Exercise.
From the listing below, extract every line in which the word "bold" appears.

Material for the task.
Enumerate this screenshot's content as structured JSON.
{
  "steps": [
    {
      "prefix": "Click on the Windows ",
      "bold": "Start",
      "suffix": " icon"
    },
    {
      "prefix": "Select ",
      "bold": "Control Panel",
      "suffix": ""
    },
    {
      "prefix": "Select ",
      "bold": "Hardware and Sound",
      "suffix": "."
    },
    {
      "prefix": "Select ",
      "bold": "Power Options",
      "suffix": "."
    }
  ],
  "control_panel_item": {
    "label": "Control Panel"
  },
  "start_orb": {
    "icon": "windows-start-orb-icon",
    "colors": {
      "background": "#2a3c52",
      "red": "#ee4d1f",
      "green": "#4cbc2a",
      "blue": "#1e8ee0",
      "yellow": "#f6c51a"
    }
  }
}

Exercise response.
      "bold": "Start",
      "bold": "Control Panel",
      "bold": "Hardware and Sound",
      "bold": "Power Options",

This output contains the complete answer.